What are AirSlate’s plans

The company still has the Russian entity ООО «СПБ ФИЛЛЕР» with a revenue of 165.9 million rubles in 2021. The AirSlate management says that it is in the shutdown process. But it does not mean that the company won’t have staff in Russia anymore.

Answering AIN.Capital’s question, the company stated that, in fact, ‘there is a very few developers in Russia, less than 2% of the company.’ There are 900 people working at AirSlate, according to its website, so 2% means a couple of dozen work there. Before the war, the headcount was higher, up to 50 people. Some sources say that Russian team members were partly relocated to other countries.

“As a company, we have decided to limit our involvement with the Russian Federation, and are in the process of ceasing business operations there,“ said the company representative.

But Russian staff will remain — it is a matter of principle. Dozens of people keep working at AirSlate and paying taxes there. The company’s management believes that not all Russians are the same and that the amount of taxes paid in Russia is disproportionate to what the company is contributing to Ukraine through taxes, salaries, and donations.

After the talk of AIN.Capital with the company, its management held another call with the whole team.

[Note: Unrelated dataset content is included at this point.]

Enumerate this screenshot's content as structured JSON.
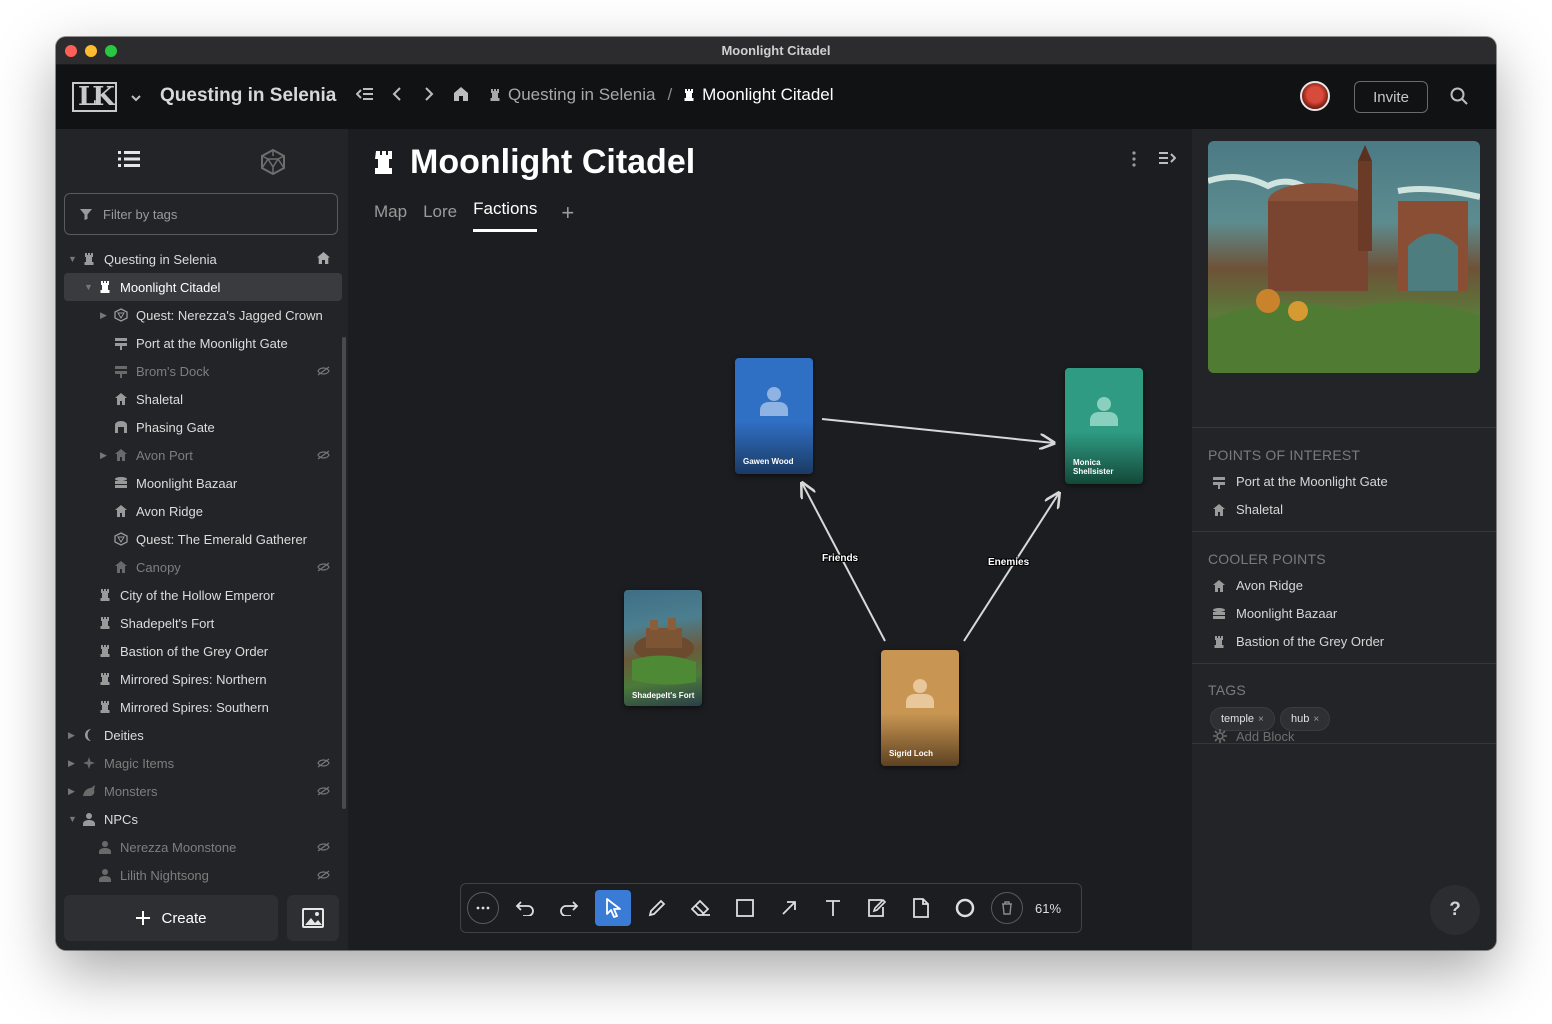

They were once again reminded that it is forbidden to talk to the press, and they have to stop discussing the shutdown of the Russian office and the layoff of the Russian team.